By Josiah M. Hesse
Unlike modern-day media manipulators, Lerner and Loewe didn't try to turn horror stories or film noir of the Sunset Boulevard ilk into song and dance. They gave us some sense of proportion--and a Lady that doesn't need special effects to draw her audience in.
The story concerns a linguist who gathers dialects in the streets of London and a poor flower seller who comes to him for elocution lessons. Professor Higgins bets his friend Colonel Pickering that he can turn this "guttersnipe" into a lady in six months and pass her off as a duchess at a grand ball. As the long lessons begin, Eliza Doolittle is pacified by chocolates, nice clothes, and rides in taxis whenever she balks at the boredom. But over that six months she undergoes another transformation--her eyes are opened to the distinctions of class.
On the very night of the great ball, Eliza realizes that, while no longer fit for the gutter, she has no better prospects for a career--and no proper sympathy from her two teachers. Higgins and Pickering, lost in self-congratulation, neglect even to praise her for her accomplishment. So Eliza chucks Higgins's slippers at him, tells him off and runs away from home. The professor has to do plenty of homework to get her back--a musical-comedy ending just a trifle less unabashedly romantic than is common in the genre.
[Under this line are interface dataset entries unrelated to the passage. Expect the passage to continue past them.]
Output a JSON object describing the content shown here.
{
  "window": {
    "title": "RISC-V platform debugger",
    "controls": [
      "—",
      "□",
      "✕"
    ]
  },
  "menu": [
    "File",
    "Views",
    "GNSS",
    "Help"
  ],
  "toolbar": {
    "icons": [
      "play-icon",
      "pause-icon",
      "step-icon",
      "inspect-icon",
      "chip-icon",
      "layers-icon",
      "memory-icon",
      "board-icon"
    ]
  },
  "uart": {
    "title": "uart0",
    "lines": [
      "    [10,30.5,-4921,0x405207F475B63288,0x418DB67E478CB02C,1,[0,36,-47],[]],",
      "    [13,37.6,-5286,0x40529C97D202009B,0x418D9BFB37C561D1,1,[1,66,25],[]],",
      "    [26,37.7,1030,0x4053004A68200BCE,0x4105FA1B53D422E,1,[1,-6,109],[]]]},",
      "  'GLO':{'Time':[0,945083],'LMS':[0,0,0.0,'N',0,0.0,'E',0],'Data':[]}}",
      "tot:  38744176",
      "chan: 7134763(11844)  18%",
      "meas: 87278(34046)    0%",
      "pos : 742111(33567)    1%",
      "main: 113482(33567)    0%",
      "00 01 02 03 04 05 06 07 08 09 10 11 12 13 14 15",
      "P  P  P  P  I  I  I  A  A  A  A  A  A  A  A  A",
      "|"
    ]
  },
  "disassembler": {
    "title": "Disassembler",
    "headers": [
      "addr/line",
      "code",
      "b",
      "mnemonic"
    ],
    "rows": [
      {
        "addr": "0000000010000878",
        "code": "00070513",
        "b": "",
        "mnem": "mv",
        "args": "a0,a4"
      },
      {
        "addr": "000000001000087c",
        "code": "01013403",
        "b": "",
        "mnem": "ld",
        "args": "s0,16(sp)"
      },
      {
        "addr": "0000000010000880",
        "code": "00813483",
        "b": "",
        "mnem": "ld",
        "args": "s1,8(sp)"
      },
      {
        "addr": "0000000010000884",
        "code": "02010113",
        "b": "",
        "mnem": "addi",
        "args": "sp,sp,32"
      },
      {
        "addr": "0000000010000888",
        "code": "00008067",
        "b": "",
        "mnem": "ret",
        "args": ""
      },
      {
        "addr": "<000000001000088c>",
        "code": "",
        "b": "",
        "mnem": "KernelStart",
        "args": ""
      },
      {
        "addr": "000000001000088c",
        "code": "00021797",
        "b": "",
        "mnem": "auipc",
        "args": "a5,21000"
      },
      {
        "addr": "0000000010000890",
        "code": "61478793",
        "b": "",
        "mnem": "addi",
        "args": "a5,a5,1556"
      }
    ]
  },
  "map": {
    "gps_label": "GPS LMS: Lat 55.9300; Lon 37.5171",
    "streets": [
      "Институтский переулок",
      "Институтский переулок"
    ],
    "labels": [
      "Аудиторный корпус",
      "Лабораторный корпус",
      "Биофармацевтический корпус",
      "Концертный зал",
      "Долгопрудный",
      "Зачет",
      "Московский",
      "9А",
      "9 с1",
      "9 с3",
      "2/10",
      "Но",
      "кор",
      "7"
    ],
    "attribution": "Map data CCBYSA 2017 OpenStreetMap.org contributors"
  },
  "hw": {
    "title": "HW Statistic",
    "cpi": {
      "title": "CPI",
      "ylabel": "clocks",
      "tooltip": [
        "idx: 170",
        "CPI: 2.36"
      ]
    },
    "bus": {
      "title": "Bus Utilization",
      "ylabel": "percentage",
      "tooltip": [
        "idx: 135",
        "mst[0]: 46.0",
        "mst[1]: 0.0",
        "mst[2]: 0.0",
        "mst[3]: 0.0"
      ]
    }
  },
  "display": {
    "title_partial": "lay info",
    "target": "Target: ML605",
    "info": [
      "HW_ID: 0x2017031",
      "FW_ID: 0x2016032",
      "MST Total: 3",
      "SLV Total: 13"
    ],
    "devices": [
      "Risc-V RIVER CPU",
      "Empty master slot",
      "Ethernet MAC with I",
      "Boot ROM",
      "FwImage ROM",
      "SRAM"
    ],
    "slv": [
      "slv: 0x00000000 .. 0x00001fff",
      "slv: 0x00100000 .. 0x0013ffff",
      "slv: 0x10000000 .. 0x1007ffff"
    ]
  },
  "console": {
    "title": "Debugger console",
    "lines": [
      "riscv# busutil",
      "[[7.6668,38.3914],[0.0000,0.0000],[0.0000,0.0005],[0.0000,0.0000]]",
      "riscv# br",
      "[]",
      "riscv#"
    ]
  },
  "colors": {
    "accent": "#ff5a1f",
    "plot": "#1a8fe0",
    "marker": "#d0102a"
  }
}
Shelly Cox-Robie projects a winning innocence--both sexual and intellectual--as Eliza, and innocence is never easy to portray. Wayne Kennedy's brusque Henry Higgins is a glorious egomaniac with a heart of gold; he makes a likely match for a budding mind just discovering a broader world. Kennedy understands how to project a life of intellectual obsession, and he makes us believe that even so childish a brainiac can effectively do battle with his oversized ego.
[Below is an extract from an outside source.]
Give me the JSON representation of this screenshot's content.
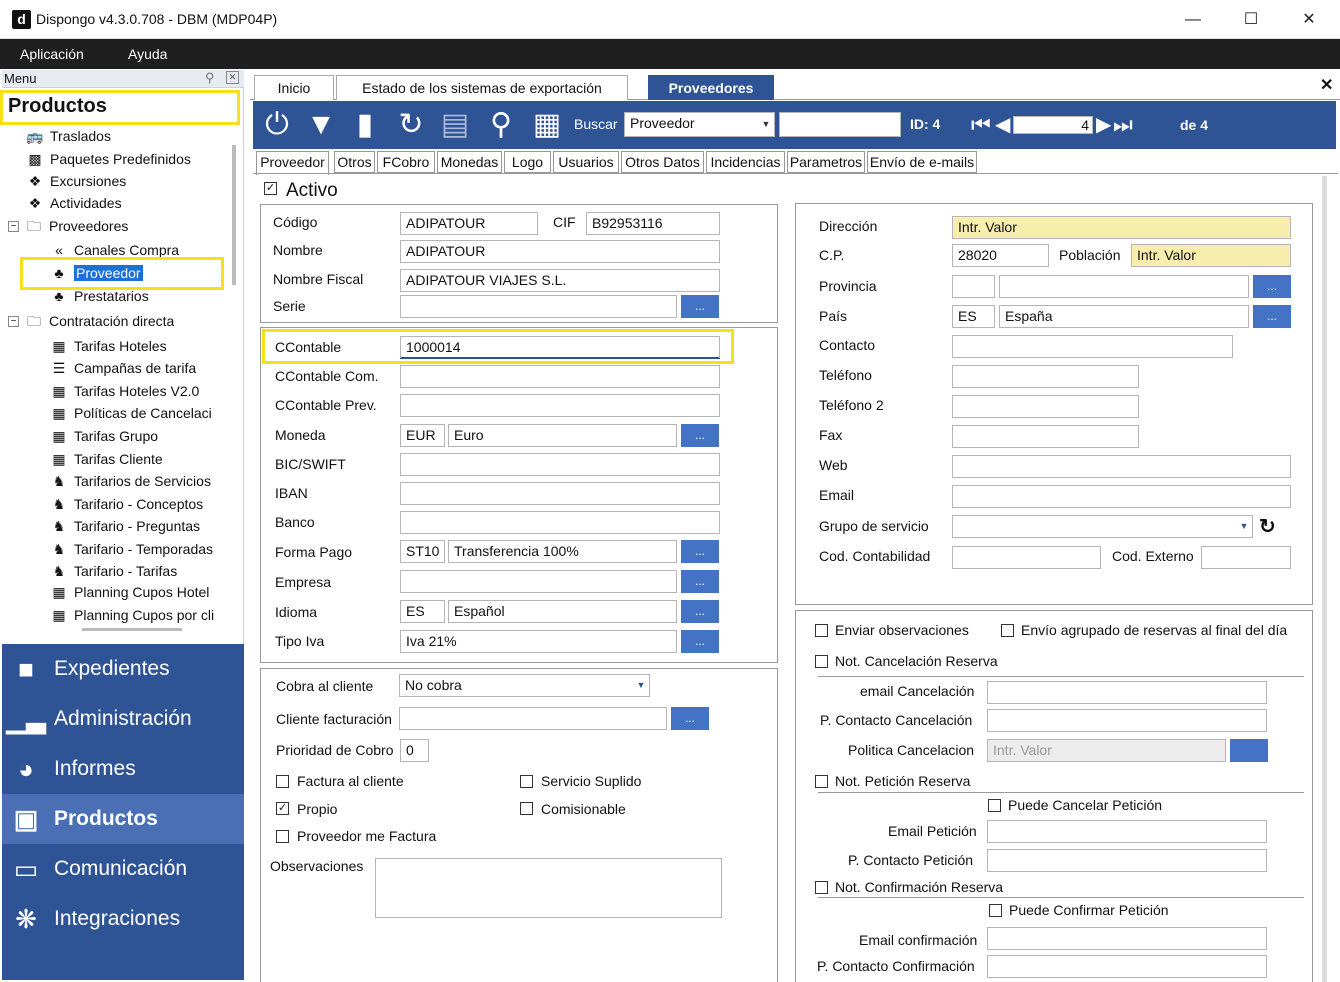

Jan Waterman as Higgins's motherly housekeeper, Mrs. Pearce, brings a realistic emotional weight to the scenes in the Higgins household, and Bren. Eyestone and Brian Norber catch the eye and keep it in a variety of small comic roles. But A.K. Klimpke, always a clever character actor, overdoes Alfred P. Doolittle a tad; Eliza's dustman dad, a drunk with an answer for every objection, is funnier when played with a slightly drier wit. And Bob Gadpaille, who was such a great lech earlier this year in the BDT's Grand Hotel, seems a little uncomfortable in the role of the well-mannered Pickering. He needs to be more at ease with all this upper-class British nonsense.
The show is cleverly staged at every turn by director Ross Haley on Donna Clement's charming, ingenious set (the only thing that mars it is an omnipresent streetlamp that frequently blocks a view of the actors). Scott Beyette's choreography makes the dance numbers sparkle, and the whole-theater approach, rather daring in a dinner theater since the actors must run up and down the aisles, gives the audience a giddy sensation of participation without any of the embarrassment.
Shaw liked to set Nature against Culture and let them fight it out. It may seem patronizing today, but Shaw thought the male intellect no match for the female "life force," and many of his best characters are women with a purpose. They're always intelligent, if unschooled, and they understand things far better than do their overeducated counterparts. And insofar as Lerner and Loewe's musical reflects its source, it offers something more than most musicals, modern or otherwise: a little more depth than is usual in the portrayal of the gender fray, along with some small sense of working-class suffering and the upper-class indifference that made it all possible.
My Fair Lady, through October 27 at the Boulder Dinner Theatre, 5501 Arapahoe Avenue, Boulder, 449-6000.